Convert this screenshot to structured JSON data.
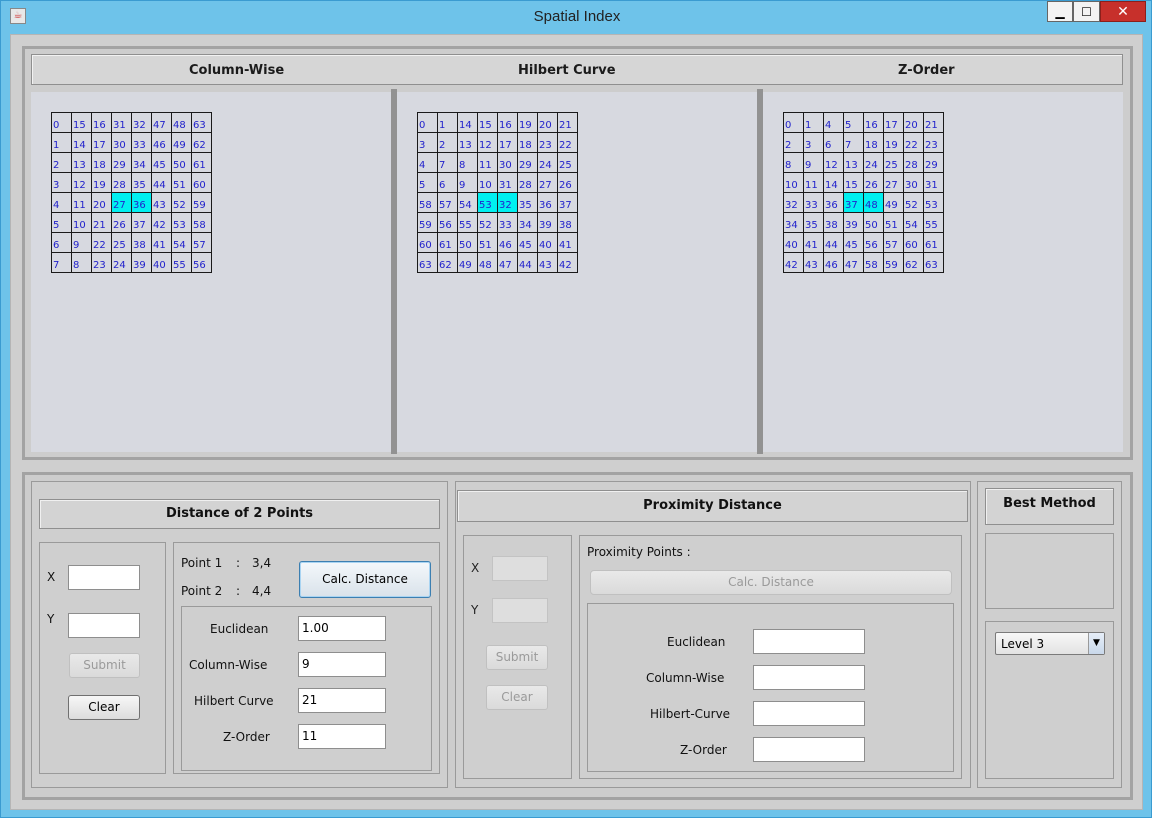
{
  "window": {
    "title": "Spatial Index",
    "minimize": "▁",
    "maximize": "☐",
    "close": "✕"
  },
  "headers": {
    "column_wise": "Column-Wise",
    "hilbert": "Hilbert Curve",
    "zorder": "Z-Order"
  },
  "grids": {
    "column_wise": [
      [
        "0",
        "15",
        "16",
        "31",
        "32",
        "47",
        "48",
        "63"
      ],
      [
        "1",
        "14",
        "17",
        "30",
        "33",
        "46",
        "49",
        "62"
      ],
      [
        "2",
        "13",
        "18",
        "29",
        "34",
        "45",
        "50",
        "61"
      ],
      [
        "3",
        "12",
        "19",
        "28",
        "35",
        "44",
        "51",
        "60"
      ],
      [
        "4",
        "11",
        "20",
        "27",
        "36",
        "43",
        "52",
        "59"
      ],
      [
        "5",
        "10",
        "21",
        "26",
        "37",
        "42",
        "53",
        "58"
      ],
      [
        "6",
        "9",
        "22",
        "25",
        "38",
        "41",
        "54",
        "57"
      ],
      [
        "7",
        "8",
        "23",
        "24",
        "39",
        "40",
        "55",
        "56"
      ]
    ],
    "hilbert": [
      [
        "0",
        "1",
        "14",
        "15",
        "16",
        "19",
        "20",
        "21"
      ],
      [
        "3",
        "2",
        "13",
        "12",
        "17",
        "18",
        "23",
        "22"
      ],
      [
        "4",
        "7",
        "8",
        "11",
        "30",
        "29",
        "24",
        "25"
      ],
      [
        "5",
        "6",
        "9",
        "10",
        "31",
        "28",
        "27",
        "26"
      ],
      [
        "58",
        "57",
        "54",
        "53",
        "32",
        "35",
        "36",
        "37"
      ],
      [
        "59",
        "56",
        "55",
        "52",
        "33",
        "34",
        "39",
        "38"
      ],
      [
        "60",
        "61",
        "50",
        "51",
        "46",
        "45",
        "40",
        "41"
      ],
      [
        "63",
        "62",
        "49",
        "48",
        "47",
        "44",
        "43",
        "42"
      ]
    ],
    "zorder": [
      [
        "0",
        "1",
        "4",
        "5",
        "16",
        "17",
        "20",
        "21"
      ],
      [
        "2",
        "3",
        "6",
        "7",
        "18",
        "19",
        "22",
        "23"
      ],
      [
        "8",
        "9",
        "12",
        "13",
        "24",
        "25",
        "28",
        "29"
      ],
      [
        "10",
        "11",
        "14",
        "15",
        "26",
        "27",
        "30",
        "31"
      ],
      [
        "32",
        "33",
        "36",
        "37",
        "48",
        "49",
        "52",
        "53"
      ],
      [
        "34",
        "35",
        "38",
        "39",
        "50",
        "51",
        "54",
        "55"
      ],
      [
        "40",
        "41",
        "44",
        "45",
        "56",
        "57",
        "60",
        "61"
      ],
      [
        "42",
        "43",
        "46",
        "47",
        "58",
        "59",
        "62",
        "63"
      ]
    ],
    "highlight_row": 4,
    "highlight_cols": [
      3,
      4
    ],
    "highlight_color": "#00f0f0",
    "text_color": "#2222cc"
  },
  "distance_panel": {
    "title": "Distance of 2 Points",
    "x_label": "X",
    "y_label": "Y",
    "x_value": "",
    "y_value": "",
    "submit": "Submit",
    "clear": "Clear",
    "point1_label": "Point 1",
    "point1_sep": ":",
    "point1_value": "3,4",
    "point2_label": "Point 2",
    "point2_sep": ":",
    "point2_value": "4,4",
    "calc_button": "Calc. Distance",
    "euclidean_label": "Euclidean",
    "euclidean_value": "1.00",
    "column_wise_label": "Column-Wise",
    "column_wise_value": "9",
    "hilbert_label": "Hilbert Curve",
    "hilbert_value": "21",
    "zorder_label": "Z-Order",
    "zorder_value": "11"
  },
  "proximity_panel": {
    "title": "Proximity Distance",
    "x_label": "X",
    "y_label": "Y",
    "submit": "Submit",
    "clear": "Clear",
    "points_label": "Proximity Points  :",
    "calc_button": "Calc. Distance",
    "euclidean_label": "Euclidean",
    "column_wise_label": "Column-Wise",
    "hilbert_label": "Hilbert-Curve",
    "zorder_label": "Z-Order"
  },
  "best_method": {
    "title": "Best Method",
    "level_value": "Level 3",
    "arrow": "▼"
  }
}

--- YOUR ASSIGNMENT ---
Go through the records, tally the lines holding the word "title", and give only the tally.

--- SOLUTION TO THE PROBLEM ---
4